Ford Puts Aston Martin Up For Auction
Ford Motor put Aston Martin up for auction on Thursday as the troubled US carmaker began dismantling its stable of British luxury brands in the face of deep losses in its home market.

Ford has appointed an investment bank to handle the sale of the famous brand, for which it is understood to have penciled in a price of more than $2bn – far higher than the value put on it by financial analysts. It is already in early talks with "interested parties", Ford said, although it could retain a minority stake.

The sale comes as Ford is considering which other brands it should sell to fund restructuring and reduce losses at Premier Automotive Group, its luxury car unit, which lost $162m in the second quarter. The luxury division was supposed to break even this year after losing $100m last year but Ford warned in July that it would again make a loss.

Bill Ford, group chairman and chief executive, said Aston – based in the English midlands – was the "logical" choice for a sale because it had its own dealer network and factories. But he said no decision had been made on whether to sell Aston sister brands Jaguar, Land Rover or Volvo.

Ford has been carrying out a strategic review after losing $1.3bn in the first half of this year, and is also drawing up a new recovery plan to replace the one started in January.
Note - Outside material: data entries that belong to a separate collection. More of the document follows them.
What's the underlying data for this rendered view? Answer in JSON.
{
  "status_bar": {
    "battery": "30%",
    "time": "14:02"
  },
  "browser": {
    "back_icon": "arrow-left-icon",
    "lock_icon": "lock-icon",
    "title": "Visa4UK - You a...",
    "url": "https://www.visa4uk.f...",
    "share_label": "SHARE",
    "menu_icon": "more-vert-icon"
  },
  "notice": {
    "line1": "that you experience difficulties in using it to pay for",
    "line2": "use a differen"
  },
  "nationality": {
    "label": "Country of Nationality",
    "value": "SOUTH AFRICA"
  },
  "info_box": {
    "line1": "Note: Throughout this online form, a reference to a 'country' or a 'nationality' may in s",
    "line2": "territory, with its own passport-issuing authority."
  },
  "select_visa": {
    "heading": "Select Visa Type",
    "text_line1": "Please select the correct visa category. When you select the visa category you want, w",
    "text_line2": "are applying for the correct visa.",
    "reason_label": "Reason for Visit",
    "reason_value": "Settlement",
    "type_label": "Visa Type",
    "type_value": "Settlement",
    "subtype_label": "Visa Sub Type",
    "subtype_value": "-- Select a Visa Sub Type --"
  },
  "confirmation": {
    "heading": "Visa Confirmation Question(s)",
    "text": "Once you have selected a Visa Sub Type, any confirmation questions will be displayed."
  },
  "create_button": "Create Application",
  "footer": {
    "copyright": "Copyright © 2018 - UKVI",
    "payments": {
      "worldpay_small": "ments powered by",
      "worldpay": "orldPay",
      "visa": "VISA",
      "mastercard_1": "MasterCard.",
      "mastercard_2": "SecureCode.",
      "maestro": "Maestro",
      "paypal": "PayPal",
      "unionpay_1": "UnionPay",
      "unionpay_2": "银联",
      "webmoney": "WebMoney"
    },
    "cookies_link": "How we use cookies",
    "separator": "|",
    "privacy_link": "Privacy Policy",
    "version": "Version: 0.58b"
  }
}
Last month it hired Kenneth Leet, a former Goldman Sachs banker, to help consider strategic options.

Aston Martin, famous for sports cars driven by James Bond in films such as Goldfinger and Thunderball never made a profit until 2005, Ulrich Bez, chief executive, said this year. Ford took a controlling stake in 1987 and sales have increased from 46 units in 1992 to 4,500 last year.

Ford has been in talks for more than a month with Jac Nasser, its former chief executive and now a partner at One Equity, the private equity arm of JPMorgan. Mr Nasser has discussed several options for buying premium brands from Ford but talks are at an early stage, according to people familiar with the situation.

Sir Anthony Bamford, owner of JCB, the UK earth-moving equipment company, said last week he would like to buy Jaguar but yesterday said he had no interest in Aston Martin. BMW also said it was not interested.

Philippe Houchois, motor analyst at JPMorgan, estimated Aston's value at about €400m ($510m) and said the future of the lossmaking Jaguar name was more important.

Valuation of Aston is difficult because its most recent published results were for 2004, when it made a loss of £8.5m.

British limousine maker Bentley was sold to Volkswagen for £430m in 1998, while Fiat recently put a valuation of €5bn on its Ferrari sports car unit, which sold about 5,500 cars last year.